(Data provided begins)

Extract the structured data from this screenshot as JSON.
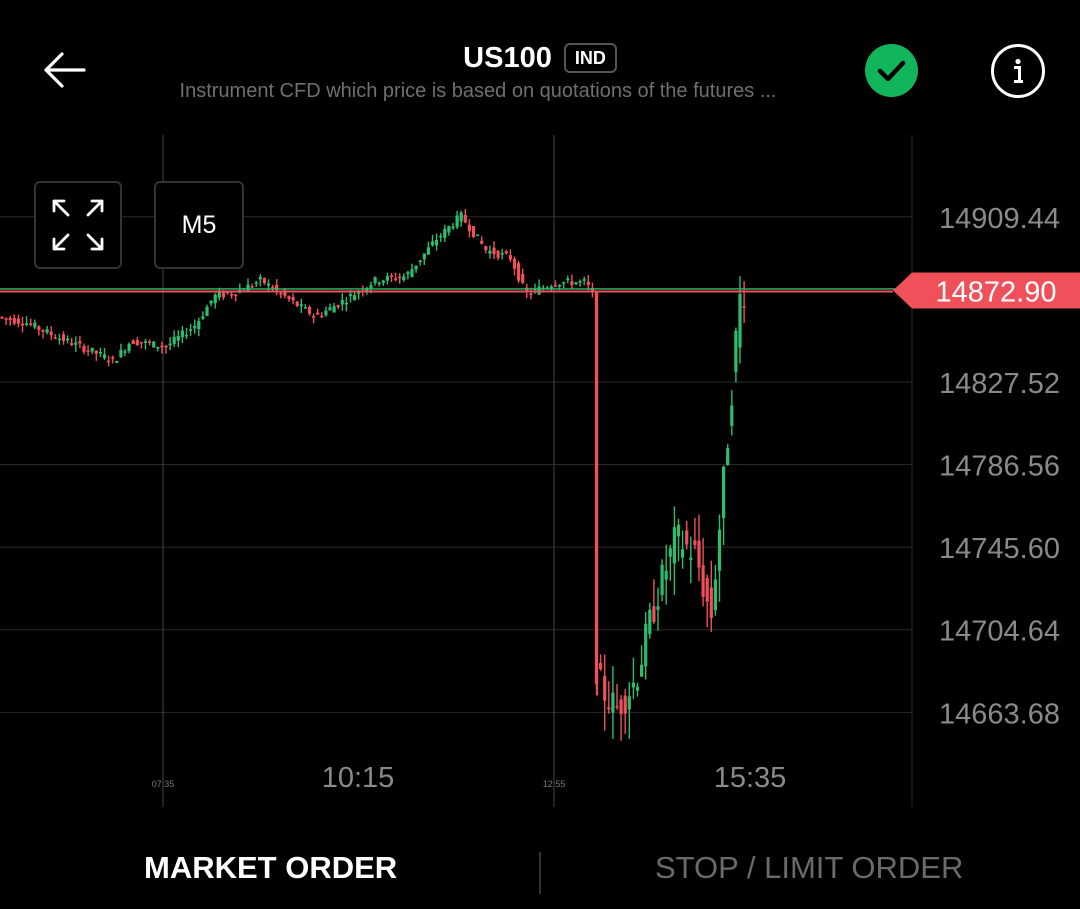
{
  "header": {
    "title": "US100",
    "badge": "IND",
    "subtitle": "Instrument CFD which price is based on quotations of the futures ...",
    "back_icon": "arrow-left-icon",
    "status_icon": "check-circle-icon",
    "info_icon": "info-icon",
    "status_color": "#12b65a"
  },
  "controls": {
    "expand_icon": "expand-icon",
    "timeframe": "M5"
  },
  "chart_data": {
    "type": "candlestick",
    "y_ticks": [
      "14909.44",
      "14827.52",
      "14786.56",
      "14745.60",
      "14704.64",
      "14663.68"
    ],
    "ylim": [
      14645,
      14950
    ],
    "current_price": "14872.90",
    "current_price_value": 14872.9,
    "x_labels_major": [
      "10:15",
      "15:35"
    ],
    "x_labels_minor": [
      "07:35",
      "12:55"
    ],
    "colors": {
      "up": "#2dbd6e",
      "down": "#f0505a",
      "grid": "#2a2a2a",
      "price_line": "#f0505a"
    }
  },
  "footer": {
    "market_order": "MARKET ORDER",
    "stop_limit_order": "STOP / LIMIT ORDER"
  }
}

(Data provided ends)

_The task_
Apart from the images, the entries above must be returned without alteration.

_Response below_
Extract the structured data from this screenshot as JSON.
{
  "header": {
    "title": "US100",
    "badge": "IND",
    "subtitle": "Instrument CFD which price is based on quotations of the futures ...",
    "back_icon": "arrow-left-icon",
    "status_icon": "check-circle-icon",
    "info_icon": "info-icon",
    "status_color": "#12b65a"
  },
  "controls": {
    "expand_icon": "expand-icon",
    "timeframe": "M5"
  },
  "chart_data": {
    "type": "candlestick",
    "y_ticks": [
      "14909.44",
      "14827.52",
      "14786.56",
      "14745.60",
      "14704.64",
      "14663.68"
    ],
    "ylim": [
      14645,
      14950
    ],
    "current_price": "14872.90",
    "current_price_value": 14872.9,
    "x_labels_major": [
      "10:15",
      "15:35"
    ],
    "x_labels_minor": [
      "07:35",
      "12:55"
    ],
    "colors": {
      "up": "#2dbd6e",
      "down": "#f0505a",
      "grid": "#2a2a2a",
      "price_line": "#f0505a"
    }
  },
  "footer": {
    "market_order": "MARKET ORDER",
    "stop_limit_order": "STOP / LIMIT ORDER"
  }
}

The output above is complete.